## DIRECTIONS FOR THIS TASK
Copy every record verbatim but exclude the pictures.

================

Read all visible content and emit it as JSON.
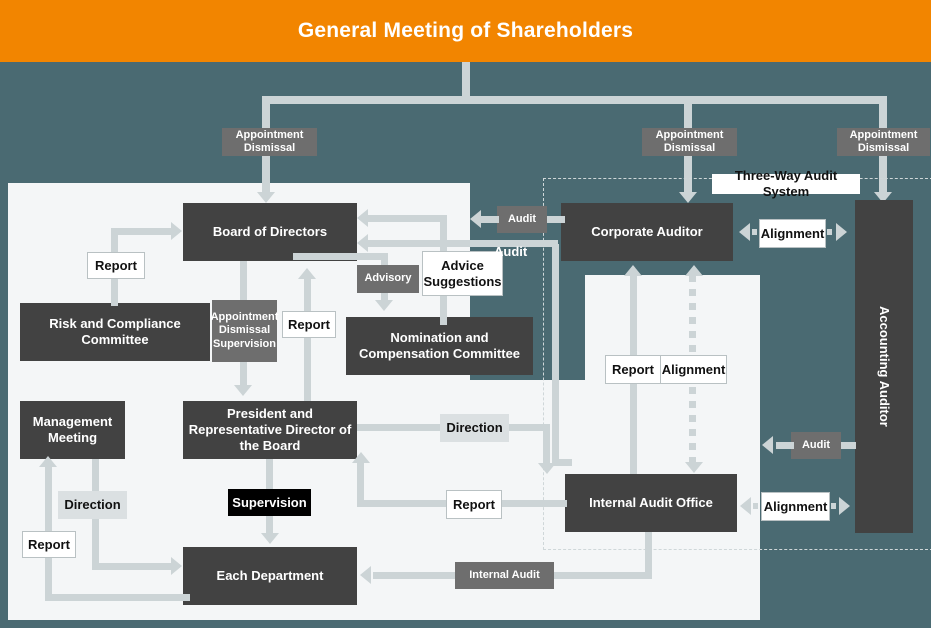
{
  "header": {
    "title": "General Meeting of Shareholders"
  },
  "nodes": {
    "board": "Board of Directors",
    "risk_committee": "Risk and Compliance Committee",
    "nomination_committee": "Nomination and Compensation Committee",
    "management_meeting": "Management Meeting",
    "president": "President and Representative Director of the Board",
    "each_department": "Each Department",
    "corporate_auditor": "Corporate Auditor",
    "internal_audit_office": "Internal Audit Office",
    "accounting_auditor": "Accounting Auditor"
  },
  "labels": {
    "appointment_dismissal_1": "Appointment Dismissal",
    "appointment_dismissal_2": "Appointment Dismissal",
    "appointment_dismissal_3": "Appointment Dismissal",
    "appointment_dismissal_supervision": "Appointment Dismissal Supervision",
    "report_risk": "Report",
    "report_nomination": "Report",
    "advisory": "Advisory",
    "advice_suggestions": "Advice Suggestions",
    "audit_board": "Audit",
    "audit_internal": "Audit",
    "alignment_top": "Alignment",
    "alignment_mid": "Alignment",
    "alignment_bottom": "Alignment",
    "report_corporate_auditor": "Report",
    "direction_management": "Direction",
    "report_management": "Report",
    "supervision": "Supervision",
    "direction_audit": "Direction",
    "report_audit": "Report",
    "internal_audit": "Internal Audit",
    "audit_accounting": "Audit",
    "three_way": "Three-Way Audit System"
  },
  "colors": {
    "header_orange": "#f28500",
    "background_teal": "#4a6a72",
    "panel_white": "#f4f6f7",
    "node_dark": "#424242",
    "connector_gray": "#ccd4d6",
    "label_gray": "#6e6e6e"
  }
}
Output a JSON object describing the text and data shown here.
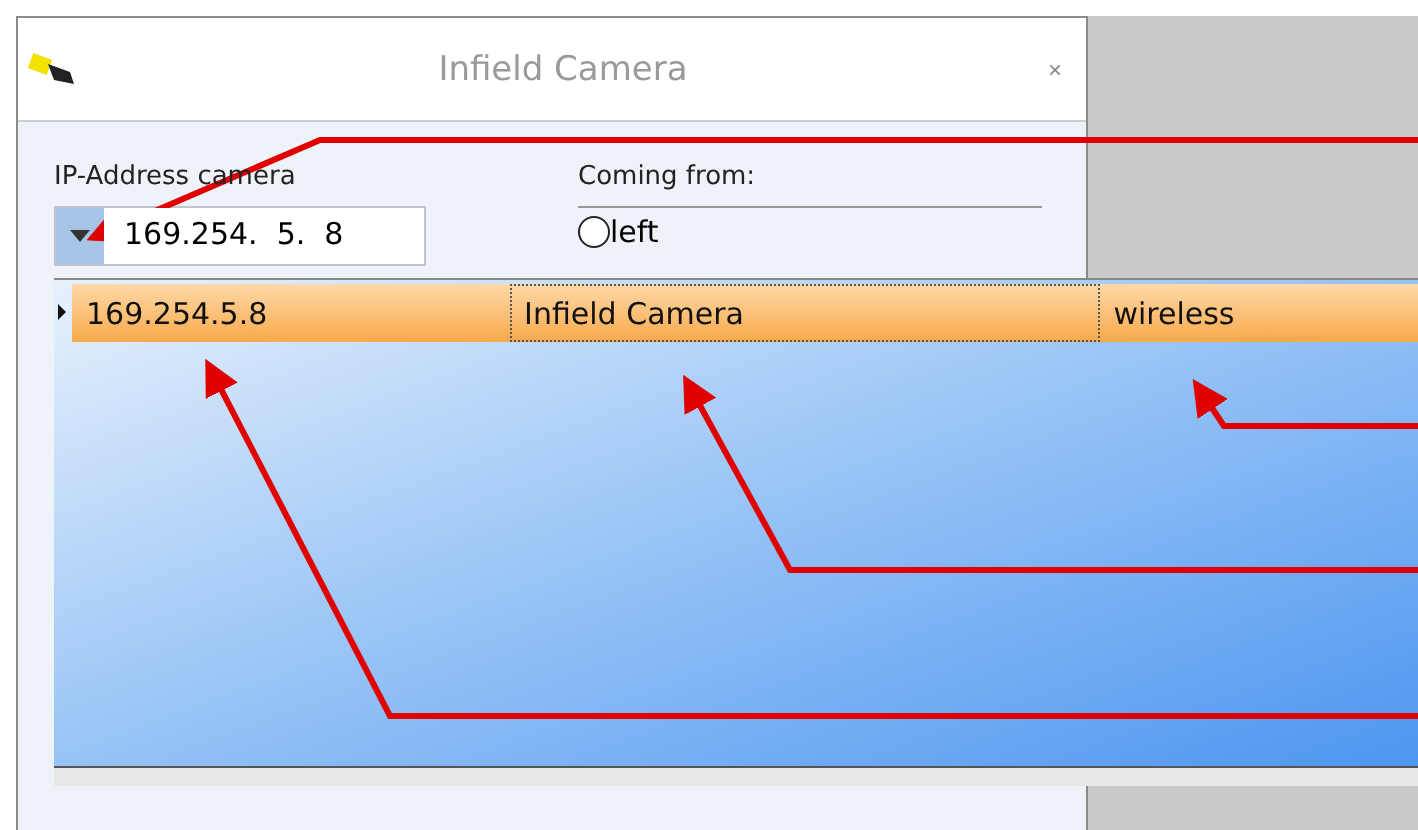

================

## SOLUTION TO THIS EXERCISE
Read all visible content and emit it as JSON.
{
  "header": {
    "title": "General Meeting of Shareholders"
  },
  "nodes": {
    "board": "Board of Directors",
    "risk_committee": "Risk and Compliance Committee",
    "nomination_committee": "Nomination and Compensation Committee",
    "management_meeting": "Management Meeting",
    "president": "President and Representative Director of the Board",
    "each_department": "Each Department",
    "corporate_auditor": "Corporate Auditor",
    "internal_audit_office": "Internal Audit Office",
    "accounting_auditor": "Accounting Auditor"
  },
  "labels": {
    "appointment_dismissal_1": "Appointment Dismissal",
    "appointment_dismissal_2": "Appointment Dismissal",
    "appointment_dismissal_3": "Appointment Dismissal",
    "appointment_dismissal_supervision": "Appointment Dismissal Supervision",
    "report_risk": "Report",
    "report_nomination": "Report",
    "advisory": "Advisory",
    "advice_suggestions": "Advice Suggestions",
    "audit_board": "Audit",
    "audit_internal": "Audit",
    "alignment_top": "Alignment",
    "alignment_mid": "Alignment",
    "alignment_bottom": "Alignment",
    "report_corporate_auditor": "Report",
    "direction_management": "Direction",
    "report_management": "Report",
    "supervision": "Supervision",
    "direction_audit": "Direction",
    "report_audit": "Report",
    "internal_audit": "Internal Audit",
    "audit_accounting": "Audit",
    "three_way": "Three-Way Audit System"
  },
  "colors": {
    "header_orange": "#f28500",
    "background_teal": "#4a6a72",
    "panel_white": "#f4f6f7",
    "node_dark": "#424242",
    "connector_gray": "#ccd4d6",
    "label_gray": "#6e6e6e"
  }
}
Output a JSON object describing the text and data shown here.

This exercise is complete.